Interestingly, a different chakra–the third eye chakra, or Ajna–is located between your eyes, and is considered to be responsible for our intuition, and linked to our imagination. People who have trouble listening to reality, “know it alls” or who are not in touch with their intuition may have this chakra blocked. When this chakra is open and in alignment, we’re able to follow our gut instinct and see the big picture.

Intuition feels different for every person. Intuition’s energy is a literal feeling of expansion or openness like the glowing of my heart or the pulses emanating from in my stomach. It’s a calm, inner trust that all will be okay when we go down this path, and we’ll grow with it.

Tapping into our intuition brings to the forefront our true, authentic selves — our mix of our whole experiences coming together to give you an answer that lives inside us. It has taken me many decades to feel my intuition so strongly. It started off as a faint sensation, and has grown into a deeper knowing. It hasn’t always been this way.

Finding my Gut Feeling

Back to the 2007 road trip. I knew what I wanted, yet I let the fear, the uncertainty, the anxiety take over. These all blocked me from really tapping into my intuition. It was mixed up in my head because it was emotional, I was worried about my safety and stepping outside of my comfort zone. I kept ignoring that feeling, yet it kept appearing. I had that inner way of knowing that if I didn’t break out on my own I would regret it for the rest of my life.

Once the two hours were up I announced that I was going to drive back to the East Coast the next morning with Jordana. As we packed up and headed east the next morning, I was dragging my feet and tears were welling up in my eyes as I was saying goodbye to our mutual friend. That fear and the shame for not speaking my truth was strong inside me.

For the next twelve hours I wrangled with the array of emotions welling up inside me, while occasionally looking down to find that my sisters and the friends I had called for advice finally called me back. As dusk came, we stopped to set up camp in Arizona and I leapt out of the car, feeling nauseous from the day’s emotions. I talked to each of these confidants who helped me unwind the ball of anxiety in my gut and added clarity to what I needed to do.

My game plan was this: the next day we would drive six hours back west to Las Vegas where we would have one last hurrah in the City of Sin before we went our separate ways. I dropped Jordana off around midnight that evening at the airport. I cried so hard at the Las Vegas Airport departures car line, afraid and excited of what lay ahead of me. I felt so along in my decision, afraid of where my intuition was taking me. As each day came, I learned to trust my inner knowing more and more. I leaned into the fear of the unknown, the uncertain path ahead of me.

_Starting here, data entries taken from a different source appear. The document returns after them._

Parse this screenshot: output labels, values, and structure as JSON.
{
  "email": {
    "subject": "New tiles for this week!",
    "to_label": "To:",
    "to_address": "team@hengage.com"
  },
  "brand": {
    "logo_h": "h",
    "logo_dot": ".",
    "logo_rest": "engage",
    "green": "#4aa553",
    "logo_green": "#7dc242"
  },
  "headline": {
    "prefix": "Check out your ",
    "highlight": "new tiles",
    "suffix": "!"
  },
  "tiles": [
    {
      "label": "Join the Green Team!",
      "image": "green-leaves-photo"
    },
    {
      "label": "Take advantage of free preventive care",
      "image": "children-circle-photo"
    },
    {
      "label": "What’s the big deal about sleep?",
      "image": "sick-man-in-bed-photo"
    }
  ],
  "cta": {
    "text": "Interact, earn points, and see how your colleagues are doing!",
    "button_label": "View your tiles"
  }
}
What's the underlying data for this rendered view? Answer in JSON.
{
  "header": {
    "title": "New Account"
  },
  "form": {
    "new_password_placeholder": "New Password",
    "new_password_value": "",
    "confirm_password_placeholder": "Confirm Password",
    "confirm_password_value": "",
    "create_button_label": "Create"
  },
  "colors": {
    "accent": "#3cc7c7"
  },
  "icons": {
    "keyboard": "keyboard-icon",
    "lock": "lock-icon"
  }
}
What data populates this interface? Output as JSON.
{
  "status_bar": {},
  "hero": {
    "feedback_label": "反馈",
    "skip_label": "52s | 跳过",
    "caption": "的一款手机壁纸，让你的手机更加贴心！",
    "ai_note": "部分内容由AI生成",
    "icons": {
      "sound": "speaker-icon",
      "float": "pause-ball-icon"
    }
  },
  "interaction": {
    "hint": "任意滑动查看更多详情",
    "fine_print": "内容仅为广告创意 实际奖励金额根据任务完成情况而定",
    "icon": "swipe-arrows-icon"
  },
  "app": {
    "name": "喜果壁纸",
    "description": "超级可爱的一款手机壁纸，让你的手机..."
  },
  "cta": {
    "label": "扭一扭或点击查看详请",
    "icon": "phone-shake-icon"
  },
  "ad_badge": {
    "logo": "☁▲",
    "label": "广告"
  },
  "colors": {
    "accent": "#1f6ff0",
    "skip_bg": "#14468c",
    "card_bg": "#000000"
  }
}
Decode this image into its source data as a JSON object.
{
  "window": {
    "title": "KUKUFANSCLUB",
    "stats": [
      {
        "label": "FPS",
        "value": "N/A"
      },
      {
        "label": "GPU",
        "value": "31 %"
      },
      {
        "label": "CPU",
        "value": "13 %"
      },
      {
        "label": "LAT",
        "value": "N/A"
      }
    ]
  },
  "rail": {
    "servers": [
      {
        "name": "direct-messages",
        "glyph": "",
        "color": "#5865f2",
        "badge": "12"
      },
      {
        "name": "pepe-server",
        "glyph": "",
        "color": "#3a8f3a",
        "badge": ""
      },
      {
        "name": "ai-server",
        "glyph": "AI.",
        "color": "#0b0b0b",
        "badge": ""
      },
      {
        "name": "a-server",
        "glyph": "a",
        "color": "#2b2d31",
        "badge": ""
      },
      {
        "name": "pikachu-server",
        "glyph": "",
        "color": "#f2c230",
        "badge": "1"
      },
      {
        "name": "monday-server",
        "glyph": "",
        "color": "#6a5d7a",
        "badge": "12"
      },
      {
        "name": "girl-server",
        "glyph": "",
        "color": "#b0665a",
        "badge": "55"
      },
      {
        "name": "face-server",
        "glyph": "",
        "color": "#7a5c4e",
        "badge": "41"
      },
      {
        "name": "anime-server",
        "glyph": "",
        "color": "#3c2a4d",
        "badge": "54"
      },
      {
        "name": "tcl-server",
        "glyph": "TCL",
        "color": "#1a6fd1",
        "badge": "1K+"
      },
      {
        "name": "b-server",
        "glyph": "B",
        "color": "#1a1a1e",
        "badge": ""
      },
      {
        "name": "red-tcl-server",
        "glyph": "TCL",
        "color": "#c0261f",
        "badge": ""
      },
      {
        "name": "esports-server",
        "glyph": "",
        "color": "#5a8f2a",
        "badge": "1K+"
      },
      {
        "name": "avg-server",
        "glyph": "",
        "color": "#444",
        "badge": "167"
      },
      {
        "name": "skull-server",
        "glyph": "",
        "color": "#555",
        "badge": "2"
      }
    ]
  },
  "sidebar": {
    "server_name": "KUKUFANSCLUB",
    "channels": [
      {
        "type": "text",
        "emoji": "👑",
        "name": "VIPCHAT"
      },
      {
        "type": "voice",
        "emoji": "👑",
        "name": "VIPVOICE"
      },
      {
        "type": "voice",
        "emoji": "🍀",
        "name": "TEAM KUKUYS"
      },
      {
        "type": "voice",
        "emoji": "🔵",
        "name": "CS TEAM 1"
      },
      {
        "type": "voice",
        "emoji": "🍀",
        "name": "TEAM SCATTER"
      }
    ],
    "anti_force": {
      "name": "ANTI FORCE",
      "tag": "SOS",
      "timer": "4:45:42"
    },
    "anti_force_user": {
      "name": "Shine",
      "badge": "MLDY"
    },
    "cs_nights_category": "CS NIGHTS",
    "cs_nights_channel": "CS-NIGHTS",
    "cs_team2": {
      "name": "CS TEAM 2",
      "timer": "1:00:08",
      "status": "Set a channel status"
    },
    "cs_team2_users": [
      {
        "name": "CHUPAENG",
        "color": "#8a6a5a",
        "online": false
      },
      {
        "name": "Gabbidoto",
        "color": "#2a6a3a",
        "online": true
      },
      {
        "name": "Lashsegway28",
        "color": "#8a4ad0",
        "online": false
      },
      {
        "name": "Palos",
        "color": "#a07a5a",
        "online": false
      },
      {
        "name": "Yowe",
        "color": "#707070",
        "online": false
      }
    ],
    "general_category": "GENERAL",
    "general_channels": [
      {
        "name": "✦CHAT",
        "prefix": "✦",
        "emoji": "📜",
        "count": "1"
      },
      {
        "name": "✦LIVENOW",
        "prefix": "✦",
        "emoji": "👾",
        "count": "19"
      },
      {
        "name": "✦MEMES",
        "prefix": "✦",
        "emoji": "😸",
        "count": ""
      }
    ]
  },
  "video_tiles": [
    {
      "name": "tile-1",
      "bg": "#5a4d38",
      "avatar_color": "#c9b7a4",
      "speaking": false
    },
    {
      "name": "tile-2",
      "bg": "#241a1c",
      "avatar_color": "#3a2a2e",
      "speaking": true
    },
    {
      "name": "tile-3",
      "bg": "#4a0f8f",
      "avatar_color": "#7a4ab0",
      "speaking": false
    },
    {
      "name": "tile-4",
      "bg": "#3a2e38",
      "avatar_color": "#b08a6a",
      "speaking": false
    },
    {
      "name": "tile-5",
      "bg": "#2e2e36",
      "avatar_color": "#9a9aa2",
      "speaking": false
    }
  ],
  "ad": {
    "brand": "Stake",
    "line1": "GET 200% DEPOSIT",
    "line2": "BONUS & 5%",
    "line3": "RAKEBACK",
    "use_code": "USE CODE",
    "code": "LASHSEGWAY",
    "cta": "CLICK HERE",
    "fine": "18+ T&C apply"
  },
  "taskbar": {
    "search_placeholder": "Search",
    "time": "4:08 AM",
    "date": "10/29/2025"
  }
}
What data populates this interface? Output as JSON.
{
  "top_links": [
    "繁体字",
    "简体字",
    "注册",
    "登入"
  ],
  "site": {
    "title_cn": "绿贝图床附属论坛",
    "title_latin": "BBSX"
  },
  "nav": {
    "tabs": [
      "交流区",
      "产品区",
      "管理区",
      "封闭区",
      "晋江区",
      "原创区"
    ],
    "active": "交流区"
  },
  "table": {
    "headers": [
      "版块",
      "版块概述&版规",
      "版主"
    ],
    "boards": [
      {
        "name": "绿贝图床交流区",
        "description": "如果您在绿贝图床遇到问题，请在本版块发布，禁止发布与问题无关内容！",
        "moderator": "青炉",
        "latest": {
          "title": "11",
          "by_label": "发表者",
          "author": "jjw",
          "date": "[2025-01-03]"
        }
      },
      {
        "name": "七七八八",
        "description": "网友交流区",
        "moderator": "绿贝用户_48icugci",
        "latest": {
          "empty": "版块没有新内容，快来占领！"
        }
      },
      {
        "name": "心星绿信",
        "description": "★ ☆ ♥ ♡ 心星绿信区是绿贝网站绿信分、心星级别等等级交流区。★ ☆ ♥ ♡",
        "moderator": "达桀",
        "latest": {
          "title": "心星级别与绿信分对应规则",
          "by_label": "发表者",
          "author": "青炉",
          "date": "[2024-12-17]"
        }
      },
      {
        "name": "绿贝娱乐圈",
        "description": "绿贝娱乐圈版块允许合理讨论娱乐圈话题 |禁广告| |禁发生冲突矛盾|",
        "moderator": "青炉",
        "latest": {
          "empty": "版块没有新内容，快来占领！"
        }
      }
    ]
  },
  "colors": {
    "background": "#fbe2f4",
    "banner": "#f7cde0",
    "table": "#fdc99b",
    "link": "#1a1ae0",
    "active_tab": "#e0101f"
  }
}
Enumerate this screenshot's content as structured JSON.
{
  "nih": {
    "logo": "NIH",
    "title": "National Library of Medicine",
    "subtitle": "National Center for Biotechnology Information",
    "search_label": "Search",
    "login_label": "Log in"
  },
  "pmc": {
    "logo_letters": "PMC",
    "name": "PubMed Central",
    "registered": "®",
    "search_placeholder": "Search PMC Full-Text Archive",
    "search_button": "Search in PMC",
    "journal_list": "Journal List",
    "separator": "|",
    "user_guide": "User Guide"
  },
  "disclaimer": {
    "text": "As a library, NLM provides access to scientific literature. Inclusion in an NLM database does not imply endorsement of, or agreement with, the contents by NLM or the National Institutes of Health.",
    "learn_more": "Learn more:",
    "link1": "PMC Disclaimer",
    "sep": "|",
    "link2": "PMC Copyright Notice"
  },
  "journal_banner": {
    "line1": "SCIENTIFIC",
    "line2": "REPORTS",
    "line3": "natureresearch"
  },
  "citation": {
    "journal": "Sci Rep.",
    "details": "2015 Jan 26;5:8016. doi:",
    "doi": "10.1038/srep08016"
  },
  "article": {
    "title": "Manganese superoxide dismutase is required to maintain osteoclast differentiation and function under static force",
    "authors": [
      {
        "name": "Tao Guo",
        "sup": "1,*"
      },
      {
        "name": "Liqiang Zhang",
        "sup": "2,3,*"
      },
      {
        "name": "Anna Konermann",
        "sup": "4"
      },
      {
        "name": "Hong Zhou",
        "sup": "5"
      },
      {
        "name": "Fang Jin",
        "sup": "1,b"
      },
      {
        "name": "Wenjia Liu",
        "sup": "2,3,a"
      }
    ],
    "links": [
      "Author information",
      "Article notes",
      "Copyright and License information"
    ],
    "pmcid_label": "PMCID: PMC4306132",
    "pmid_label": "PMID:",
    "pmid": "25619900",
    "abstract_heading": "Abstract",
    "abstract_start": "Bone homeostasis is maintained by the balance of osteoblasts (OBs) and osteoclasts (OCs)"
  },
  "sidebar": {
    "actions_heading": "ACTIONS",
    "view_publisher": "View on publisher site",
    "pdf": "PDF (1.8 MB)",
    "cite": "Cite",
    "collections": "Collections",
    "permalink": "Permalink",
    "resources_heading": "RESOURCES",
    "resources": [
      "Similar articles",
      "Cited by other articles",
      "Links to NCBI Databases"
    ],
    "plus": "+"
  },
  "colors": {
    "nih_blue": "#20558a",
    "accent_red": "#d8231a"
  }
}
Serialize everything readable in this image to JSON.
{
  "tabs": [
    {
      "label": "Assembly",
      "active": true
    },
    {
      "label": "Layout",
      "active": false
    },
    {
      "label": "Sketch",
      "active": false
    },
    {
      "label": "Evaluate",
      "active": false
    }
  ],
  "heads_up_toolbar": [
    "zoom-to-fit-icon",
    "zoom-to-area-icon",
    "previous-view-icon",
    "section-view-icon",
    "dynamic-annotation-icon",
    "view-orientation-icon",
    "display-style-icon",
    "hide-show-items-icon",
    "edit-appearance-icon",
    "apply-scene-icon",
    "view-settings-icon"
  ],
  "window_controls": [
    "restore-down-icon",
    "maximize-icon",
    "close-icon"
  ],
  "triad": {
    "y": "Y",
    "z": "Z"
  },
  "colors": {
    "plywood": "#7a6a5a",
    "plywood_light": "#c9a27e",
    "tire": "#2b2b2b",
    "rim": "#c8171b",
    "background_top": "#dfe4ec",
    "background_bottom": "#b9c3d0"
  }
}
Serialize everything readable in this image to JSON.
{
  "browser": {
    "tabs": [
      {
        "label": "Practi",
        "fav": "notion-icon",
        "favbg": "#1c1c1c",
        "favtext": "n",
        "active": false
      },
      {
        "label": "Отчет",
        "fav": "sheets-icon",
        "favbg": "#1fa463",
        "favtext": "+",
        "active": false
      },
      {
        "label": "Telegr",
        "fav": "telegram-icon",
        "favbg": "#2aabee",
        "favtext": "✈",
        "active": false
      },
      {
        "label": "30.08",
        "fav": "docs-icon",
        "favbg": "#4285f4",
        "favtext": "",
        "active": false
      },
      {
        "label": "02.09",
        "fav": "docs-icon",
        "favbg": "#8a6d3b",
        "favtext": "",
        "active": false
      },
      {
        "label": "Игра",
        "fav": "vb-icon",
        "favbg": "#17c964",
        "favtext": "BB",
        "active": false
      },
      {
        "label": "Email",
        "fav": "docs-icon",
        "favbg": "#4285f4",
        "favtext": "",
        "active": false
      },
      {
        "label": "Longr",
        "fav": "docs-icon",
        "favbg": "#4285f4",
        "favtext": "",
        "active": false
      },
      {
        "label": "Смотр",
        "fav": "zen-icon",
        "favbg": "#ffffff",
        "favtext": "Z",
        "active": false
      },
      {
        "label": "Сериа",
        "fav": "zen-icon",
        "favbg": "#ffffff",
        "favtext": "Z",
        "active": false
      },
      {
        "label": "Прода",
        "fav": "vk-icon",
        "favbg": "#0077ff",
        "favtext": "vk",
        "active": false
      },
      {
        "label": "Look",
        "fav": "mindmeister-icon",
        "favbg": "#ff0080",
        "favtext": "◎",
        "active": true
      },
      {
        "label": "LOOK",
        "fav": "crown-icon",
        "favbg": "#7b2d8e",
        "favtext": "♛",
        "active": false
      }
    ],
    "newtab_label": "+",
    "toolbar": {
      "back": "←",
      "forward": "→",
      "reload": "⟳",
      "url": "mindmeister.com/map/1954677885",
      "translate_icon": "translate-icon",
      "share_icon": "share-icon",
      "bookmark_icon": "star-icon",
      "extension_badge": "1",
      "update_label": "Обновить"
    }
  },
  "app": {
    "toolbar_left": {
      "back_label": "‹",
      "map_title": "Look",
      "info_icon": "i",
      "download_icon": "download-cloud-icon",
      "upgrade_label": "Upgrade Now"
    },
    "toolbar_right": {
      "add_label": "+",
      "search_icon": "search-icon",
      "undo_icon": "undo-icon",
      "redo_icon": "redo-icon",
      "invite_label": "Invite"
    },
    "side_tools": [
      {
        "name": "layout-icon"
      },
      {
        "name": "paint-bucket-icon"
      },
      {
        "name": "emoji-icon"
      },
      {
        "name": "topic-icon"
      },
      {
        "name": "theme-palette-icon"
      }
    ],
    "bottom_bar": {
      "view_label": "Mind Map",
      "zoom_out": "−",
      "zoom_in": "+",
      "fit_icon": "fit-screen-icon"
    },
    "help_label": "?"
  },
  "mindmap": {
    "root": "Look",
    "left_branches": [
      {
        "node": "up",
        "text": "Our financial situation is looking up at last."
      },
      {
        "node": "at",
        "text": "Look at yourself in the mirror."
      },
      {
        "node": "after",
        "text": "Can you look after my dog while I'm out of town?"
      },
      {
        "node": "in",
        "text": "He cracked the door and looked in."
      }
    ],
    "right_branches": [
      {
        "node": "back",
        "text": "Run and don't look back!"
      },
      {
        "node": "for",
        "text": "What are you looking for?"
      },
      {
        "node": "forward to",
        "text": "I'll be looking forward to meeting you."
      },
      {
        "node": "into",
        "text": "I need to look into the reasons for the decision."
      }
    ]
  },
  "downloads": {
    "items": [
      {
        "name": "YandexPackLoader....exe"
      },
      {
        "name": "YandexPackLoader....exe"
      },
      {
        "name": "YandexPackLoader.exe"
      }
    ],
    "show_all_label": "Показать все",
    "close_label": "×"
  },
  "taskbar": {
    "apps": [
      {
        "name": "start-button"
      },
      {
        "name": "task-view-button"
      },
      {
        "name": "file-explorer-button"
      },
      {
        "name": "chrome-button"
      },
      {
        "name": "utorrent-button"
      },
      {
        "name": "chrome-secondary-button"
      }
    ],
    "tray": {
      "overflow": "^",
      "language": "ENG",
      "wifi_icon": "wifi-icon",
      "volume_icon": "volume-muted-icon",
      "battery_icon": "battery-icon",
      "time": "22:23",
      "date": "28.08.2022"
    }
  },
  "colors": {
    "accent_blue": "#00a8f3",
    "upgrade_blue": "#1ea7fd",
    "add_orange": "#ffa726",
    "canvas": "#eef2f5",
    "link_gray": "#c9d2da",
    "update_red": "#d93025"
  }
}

This hard decision completely changed my worldview and I was then open to the possibilities ahead. Over the next two and a half months, I traveled around the United States by myself with a flip phone and an atlas as a nomad. I reached out to my community to find places to stay in many cities or slept in my car the other times I couldn’t find lodging. It provided the freedom for me to connect with so many beautiful people. I look back on that trip now as a moment that I ultimately stepped into my power to carve out my own destiny, which would not have been possible without listening to my gut feeling.

Me in front of Delicate Arch in Arches National Park on my road trip. It was raining the whole walk up slick rock, and as we approached the top the skies opened up and I was able to snap this picture.
Me in front of Delicate Arch in Arches National Park on my road trip. It was raining the whole walk up slick rock, and as we approached the top the skies opened up and I was able to snap this picture.

Unearthing this story and examining it has helped me decipher my own inner knowing and when I might not be sensing it for myself. It’s hard to see the water we swim in, so reaching out to a trusted friend or sister helped me discover what I really wanted–to sort out what was my emotions or fear talking and what I wanted to do. My community was there to help me believe in and trust myself when I couldn’t see it, and it cemented in me the power of a beloved community.



Amy J. Wilson

Author, Founder, and CEO. Empathy for Change. Movement maker, storyteller, empathy advocate.